Blog 4- Workplace Monitoring

Sometimes it is a thorny issue but should it be so? In this blog I merely scratch the surface of the topic and encourage you to seek further guidance or information should you have concerns about it whether you are employer or employee.

 

In routine terms, workplace monitoring involves the checks that an employer makes on the quality and quantity of work produced by its workforce, e.g. via appraisals or monthly sales targets. However, it can mean something quite different and potentially much more controversial when it refers to a continuous form of staff monitoring.

 

 Examples in such circumstances include:

 

  • CCTV surveillance
  •  Call-logging, the monitoring of both Internet use and downloads, as well as the opening and reading of employee e-mails.
  • Driver/ vehicle tracking.
  •  Monitoring of employees for health-related matters, e.g. those working in high-risk environments. It’s a contentious subject, as many employees - regardless of whether or not their employer’s method of workplace monitoring is justified - view it as intrusive and a way to “spy” on them.

 

This doesn’t mean employers can’t carry it out provided that they properly comply with the relevant legislation and meet other legal duties; it’s a perfectly acceptable way to keep an eye on employees and what they do during working hours.

 

Before deciding whether to introduce monitoring an employer should:

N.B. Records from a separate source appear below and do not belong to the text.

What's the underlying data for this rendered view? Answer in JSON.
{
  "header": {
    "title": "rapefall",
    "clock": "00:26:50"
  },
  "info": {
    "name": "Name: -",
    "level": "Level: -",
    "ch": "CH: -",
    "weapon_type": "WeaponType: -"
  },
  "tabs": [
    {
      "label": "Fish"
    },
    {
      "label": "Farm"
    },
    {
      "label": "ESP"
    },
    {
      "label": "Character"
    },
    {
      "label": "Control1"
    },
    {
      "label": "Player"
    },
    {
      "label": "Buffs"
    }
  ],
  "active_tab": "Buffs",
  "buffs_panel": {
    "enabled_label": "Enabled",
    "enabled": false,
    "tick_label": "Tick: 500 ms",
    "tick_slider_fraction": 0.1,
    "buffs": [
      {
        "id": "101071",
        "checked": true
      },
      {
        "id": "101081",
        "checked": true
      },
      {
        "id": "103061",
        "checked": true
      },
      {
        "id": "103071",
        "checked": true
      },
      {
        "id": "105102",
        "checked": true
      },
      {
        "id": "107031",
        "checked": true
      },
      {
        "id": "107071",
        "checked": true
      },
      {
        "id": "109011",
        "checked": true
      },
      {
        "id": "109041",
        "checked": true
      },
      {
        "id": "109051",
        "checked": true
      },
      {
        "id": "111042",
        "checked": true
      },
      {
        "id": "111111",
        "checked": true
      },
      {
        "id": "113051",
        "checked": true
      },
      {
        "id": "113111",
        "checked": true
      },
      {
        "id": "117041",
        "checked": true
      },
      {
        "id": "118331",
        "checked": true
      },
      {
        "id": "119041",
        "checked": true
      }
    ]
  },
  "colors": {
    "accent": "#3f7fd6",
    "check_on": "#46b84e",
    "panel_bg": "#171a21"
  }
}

  • be clear about the reasons for monitoring staff and the benefits that this will bring
  • identify any negative effects the monitoring may have on staff. This is called an impact assessment
  • consider whether there are any, less intrusive, alternatives to monitoring
  • work out whether the monitoring is justified, taking into account all of the above.

Except in extremely limited circumstances, employers must take reasonable steps to let staff know that monitoring is happening, what is being monitored and why it is necessary.

Employers who can justify monitoring once they have carried out a proper impact assessment will usually not need the consent of individual members of staff

 

 

Why should we monitor staff?

Quite simply, to protect your business. On the technology side, a study of 664 organisations for the “Information Security Breaches Survey 2015” found that 74% of small businesses had suffered at least one IT-related security breach in the last twelve months (up from 60% in 2014) and, of these, 31% suffered staff-related security breaches. In financial terms, the 2015 Survey found that the average cost of the worst single security breach for small businesses was between £75,200 and £310,800. This figure includes:

  •  Direct and indirect financial losses
  •  Business disruption
  •  Damage to reputation.

 

In some cases, it can also involve tribunal claims, e.g. from a female member of staff if pornographic images are downloaded and passed around by male colleagues or vice versa. Equally, they can involve staff using technology, such as memory sticks, to download confidential information, e.g. customer lists, which might then be sold on to a third party competitor, taken to a new job or used by the employee to set up in competition. It’s also common for employers to monitor employees’ telephone calls both for training purposes and to ensure that customer service standards are being maintained.

 

Is there any form of workplace monitoring we can’t avoid?

Yes. Firstly, all employers must keep personnel records that include personal information such as address, attendance, appraisal details or the outcome of any disciplinary and grievance proceedings. Some of this workplace monitoring is subject to legislative controls and in the event that your workplace is potentially hazardous, e.g. due to chemicals or high noise levels, the law requires you to carry out health investigation and monitoring. Given that this could involve medical procedures such as lung function or hearing tests, it will involve the creation of medical records. Alternatively, a medical may be required to ensure that an employee is fit enough to continue carrying out safety-critical work. This all amounts to workplace monitoring and you must abide by strict rules.

 

Laws covering workplace monitoring:

• Data Protection Act 1998

• Human Rights Act 1998

• Regulation of Investigatory Powers Act 2000

• Telecommunications (Lawful Business Practice) (Interception of Communications) Regulations 2000.